Required action: For every line in the records below that holds "such", make a copy.
"""
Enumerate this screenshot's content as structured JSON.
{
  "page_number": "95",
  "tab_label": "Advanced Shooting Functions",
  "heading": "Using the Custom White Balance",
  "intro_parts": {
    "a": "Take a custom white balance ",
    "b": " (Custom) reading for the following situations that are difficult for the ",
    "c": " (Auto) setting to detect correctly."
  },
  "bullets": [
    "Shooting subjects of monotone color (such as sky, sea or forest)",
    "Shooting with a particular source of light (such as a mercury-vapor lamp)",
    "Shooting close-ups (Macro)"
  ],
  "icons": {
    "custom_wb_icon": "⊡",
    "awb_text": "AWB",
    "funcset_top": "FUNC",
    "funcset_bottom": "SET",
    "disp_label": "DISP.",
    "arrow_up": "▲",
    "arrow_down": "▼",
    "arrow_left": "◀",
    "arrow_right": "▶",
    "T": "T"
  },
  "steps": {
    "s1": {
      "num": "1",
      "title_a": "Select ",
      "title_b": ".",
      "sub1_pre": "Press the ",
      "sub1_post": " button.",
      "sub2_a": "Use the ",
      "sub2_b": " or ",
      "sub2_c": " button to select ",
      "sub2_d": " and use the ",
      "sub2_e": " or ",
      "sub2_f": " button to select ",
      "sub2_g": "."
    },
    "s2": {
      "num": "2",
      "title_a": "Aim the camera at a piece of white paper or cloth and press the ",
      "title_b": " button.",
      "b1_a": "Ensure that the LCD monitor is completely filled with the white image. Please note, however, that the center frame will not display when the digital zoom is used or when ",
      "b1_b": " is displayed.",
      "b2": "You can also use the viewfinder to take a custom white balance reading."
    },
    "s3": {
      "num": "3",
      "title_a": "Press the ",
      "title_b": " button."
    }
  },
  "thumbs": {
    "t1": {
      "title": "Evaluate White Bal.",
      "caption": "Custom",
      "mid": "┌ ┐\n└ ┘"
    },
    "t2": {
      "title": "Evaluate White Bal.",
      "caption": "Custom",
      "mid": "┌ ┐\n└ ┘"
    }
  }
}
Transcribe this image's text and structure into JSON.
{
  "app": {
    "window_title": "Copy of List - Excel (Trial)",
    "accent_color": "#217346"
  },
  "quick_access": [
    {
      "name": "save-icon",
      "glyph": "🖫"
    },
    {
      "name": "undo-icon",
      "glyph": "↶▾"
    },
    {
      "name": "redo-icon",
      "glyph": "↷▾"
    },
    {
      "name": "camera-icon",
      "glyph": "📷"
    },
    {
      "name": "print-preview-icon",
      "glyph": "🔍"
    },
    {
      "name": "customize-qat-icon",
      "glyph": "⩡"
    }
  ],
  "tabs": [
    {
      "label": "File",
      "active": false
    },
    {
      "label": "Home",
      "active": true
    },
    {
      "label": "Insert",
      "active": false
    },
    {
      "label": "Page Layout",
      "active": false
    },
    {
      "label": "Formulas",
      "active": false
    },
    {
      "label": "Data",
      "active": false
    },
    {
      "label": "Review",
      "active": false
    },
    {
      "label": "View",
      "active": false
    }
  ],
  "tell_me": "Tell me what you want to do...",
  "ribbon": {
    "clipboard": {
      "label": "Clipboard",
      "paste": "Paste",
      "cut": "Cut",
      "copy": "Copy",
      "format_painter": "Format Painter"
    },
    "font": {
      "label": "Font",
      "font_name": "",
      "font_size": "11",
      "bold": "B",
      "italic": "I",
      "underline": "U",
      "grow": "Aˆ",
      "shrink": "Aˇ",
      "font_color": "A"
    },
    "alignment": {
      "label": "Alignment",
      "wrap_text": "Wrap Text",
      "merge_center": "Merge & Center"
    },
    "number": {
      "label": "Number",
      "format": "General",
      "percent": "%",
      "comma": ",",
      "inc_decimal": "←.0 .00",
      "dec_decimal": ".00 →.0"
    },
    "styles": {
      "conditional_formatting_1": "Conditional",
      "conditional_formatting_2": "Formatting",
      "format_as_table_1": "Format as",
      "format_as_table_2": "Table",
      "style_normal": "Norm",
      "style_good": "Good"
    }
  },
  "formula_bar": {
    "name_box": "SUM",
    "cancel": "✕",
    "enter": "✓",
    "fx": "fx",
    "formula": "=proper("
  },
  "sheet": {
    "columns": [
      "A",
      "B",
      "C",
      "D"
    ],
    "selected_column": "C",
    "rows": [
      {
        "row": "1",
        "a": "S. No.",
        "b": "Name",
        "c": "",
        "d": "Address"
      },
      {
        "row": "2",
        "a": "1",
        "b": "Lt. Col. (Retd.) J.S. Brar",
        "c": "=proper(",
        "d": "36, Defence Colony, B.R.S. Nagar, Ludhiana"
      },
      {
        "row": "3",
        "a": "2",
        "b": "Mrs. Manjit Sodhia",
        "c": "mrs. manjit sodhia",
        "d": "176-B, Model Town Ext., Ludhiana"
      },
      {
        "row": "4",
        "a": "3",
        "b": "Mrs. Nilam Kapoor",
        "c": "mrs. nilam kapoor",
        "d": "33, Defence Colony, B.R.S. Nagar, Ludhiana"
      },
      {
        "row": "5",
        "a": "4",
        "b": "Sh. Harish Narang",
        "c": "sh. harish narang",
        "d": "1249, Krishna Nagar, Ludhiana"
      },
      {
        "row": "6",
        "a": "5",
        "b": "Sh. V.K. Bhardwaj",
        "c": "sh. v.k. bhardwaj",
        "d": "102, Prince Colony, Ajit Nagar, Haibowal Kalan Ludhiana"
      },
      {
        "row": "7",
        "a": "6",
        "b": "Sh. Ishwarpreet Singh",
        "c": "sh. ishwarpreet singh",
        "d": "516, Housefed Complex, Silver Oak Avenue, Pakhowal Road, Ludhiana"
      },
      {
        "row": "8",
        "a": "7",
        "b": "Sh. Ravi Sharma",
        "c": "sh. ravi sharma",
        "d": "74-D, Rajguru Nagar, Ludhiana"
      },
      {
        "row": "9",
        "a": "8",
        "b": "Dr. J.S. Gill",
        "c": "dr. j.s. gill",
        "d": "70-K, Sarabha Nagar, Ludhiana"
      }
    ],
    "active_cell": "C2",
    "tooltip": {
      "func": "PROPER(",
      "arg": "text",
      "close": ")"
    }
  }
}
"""
Reply to the exercise:
    "Shooting subjects of monotone color (such as sky, sea or forest)",
    "Shooting with a particular source of light (such as a mercury-vapor lamp)",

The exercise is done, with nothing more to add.